Once you’ve taken a swim in the clear blue cold springs at Weeki Wachee Springs State Park, you’ll appreciate the hard-working mermaids here. They’ve been performing since 1947, and they twist and turn, slipping their hookah-like oxygen tubes around them as they perform. It is not Broadway underwater, but the play of light, the floating hair, and the shimmering tails make for a great show. They perform The Little Mermaid , of course, and a show that includes a set of tricks such as eating and drinking underwater. The shows are also a great chance to wildlife watch, with turtles and fish making regular guest appearances. After you’ve seen the mermaids, rent a tube and float the lazy river at Buccaneer Bay. You can also enjoy water slides and a river boat cruise that’s included with admission.
Hear the bells at Bok Tower Gardens
Recordings of the bells’ songs play every half hour from this 205-foot Gothic tower surrounded by a small pool of water and twisting black iron gates in Lake Wales.
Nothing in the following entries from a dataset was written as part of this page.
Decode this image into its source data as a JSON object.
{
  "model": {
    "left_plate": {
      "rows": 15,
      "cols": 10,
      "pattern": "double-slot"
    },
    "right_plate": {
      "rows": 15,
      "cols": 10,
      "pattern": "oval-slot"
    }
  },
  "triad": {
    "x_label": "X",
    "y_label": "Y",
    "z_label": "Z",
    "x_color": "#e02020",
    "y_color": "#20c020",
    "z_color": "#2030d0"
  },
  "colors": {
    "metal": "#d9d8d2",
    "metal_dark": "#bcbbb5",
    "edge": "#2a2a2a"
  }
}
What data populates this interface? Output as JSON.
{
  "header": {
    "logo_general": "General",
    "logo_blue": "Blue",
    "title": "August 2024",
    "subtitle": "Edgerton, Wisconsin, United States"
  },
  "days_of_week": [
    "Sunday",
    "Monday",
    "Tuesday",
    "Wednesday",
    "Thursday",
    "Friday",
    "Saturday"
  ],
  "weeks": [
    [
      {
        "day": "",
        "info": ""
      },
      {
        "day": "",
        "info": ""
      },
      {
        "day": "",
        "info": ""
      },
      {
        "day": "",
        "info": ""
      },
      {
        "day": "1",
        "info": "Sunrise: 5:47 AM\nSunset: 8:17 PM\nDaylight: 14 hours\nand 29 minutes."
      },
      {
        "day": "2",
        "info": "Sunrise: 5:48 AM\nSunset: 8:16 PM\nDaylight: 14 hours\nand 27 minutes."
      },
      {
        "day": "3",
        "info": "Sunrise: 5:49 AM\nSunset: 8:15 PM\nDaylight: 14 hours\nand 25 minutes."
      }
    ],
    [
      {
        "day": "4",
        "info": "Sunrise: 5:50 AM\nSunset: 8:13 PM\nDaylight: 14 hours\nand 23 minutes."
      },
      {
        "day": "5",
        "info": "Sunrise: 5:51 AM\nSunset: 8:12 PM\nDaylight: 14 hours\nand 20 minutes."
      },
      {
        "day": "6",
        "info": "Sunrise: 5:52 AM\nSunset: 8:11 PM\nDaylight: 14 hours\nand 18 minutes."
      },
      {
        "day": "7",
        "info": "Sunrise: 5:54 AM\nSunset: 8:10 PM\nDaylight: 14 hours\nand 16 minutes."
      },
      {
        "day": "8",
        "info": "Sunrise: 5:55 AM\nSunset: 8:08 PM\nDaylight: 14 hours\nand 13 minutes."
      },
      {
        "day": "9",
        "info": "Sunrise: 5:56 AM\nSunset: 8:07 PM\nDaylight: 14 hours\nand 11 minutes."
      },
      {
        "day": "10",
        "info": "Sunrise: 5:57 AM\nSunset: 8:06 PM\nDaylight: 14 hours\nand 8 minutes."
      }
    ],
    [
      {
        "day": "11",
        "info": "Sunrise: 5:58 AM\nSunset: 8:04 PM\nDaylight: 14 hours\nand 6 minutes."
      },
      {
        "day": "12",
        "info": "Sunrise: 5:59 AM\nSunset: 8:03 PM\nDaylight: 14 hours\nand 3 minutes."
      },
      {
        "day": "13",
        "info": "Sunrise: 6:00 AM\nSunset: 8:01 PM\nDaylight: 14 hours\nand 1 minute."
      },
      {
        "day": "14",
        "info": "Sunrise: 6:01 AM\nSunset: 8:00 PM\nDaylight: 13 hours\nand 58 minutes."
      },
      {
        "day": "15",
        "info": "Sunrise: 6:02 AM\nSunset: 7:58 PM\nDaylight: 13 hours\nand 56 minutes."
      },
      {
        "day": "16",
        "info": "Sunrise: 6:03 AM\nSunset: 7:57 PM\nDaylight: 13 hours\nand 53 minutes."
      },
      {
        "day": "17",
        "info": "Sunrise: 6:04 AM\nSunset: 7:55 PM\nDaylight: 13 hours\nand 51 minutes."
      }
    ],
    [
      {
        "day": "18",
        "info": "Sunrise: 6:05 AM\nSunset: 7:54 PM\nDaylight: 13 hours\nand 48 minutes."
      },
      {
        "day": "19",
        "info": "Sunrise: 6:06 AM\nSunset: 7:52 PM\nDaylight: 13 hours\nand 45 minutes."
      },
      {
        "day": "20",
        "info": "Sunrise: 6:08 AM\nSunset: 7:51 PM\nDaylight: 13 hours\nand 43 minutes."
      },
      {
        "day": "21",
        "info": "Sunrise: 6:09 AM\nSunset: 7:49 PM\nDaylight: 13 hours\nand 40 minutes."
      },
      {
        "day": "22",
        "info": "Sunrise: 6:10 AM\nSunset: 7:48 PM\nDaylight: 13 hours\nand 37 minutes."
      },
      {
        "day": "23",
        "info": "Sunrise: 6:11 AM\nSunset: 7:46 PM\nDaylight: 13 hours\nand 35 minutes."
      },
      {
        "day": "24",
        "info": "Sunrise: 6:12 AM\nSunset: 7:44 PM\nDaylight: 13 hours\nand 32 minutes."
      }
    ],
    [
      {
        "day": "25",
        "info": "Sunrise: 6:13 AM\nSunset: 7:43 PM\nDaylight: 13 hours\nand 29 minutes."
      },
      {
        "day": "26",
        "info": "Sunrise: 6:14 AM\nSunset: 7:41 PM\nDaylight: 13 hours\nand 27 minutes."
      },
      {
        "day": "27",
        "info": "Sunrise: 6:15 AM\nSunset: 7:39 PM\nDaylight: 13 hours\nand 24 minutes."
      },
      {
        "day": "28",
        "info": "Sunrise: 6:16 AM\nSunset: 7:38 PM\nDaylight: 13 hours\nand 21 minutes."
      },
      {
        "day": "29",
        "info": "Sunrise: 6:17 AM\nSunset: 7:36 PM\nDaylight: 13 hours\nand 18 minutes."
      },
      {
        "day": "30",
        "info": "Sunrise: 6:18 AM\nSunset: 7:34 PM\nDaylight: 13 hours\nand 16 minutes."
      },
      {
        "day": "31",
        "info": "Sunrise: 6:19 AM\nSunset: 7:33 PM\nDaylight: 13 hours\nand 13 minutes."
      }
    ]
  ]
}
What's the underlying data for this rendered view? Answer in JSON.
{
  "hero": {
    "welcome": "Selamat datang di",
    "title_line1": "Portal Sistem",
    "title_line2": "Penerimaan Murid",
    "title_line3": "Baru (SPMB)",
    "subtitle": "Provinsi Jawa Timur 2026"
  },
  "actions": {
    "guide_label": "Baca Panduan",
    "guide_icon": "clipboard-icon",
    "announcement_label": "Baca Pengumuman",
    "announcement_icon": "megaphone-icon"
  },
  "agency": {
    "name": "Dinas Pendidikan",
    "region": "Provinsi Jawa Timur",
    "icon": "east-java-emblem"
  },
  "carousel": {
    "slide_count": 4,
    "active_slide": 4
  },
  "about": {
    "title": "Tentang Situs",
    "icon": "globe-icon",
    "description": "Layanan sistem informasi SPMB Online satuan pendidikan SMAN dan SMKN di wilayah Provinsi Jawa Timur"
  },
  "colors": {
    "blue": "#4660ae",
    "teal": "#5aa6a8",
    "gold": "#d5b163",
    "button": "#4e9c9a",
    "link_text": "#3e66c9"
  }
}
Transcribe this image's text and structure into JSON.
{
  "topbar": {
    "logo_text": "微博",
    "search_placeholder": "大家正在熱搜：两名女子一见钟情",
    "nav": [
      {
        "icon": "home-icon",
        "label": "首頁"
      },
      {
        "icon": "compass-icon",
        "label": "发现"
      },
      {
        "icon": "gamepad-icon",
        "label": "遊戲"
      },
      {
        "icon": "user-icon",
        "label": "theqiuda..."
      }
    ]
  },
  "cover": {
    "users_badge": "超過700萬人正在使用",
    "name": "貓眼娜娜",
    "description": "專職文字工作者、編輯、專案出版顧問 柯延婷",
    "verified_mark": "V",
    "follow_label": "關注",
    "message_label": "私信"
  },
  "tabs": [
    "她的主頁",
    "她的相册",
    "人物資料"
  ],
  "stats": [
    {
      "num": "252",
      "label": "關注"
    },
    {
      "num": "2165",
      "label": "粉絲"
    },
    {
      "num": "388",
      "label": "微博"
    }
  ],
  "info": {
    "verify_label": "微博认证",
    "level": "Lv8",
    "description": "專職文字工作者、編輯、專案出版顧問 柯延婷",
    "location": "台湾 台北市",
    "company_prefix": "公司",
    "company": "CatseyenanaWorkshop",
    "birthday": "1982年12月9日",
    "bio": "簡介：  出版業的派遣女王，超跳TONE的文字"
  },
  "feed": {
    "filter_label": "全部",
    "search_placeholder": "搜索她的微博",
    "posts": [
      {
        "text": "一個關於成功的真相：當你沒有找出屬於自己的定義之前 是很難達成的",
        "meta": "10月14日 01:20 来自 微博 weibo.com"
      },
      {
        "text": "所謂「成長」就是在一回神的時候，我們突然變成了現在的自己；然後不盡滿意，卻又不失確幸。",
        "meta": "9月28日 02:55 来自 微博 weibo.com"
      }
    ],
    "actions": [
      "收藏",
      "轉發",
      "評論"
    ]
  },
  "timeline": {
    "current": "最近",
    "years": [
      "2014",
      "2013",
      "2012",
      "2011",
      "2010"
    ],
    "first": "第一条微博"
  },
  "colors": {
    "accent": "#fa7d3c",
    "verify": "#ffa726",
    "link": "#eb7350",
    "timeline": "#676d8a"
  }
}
Bok Tower was built in 1929 by Edward Bok, who became editor of the Ladies’ Home Journal . The Dutch immigrant built the fairy-tale tower as a gift to his new country, and it holds sixty carillon bells that ring and sing with live concerts during the weekends through the fall and spring. Bok Tower sits on Iron Mountain, the highest spot in peninsular Florida, and it is surrounded by lovely gardens, mulched paths, and some of nature’s own music, too. While at Bok Tower, visit nearby Pinewood Estates, a 1930s home that you can tour throughout the year.
Take in the view at Fort De Soto
Unlike a lot of the beaches in Tampa Bay, at Fort De Soto Park, the skyline’s just sky. You won’t see any high-rises. You won’t see any condos. You’ll just see blue water and blue horizon. The area, which was first the home of Tocobaga Indians, played a role in defense during both the Civil War and the Spanish-American War. The actual fort was finished in 1900, and you can see what remains today for yourself. Visit the beach here, for sure, which feels quiet and remote. And before you head back to the concrete and traffic, climb the steep stone steps up to the top of the fort and enjoy the uninterrupted views of Tampa Bay.
Things to do in Tampa Bay, things to do this weekend, free things to do with kids ... it's all here at Things to Do. Appropriate name, don't you think? Looking for things to do with your family, or fun things to do with a friend? We have sections on kids, food and dining, events, deals and shopping, Florida travel and, when you're ready for a respite from the kids, date night.Source: www.tampabay.com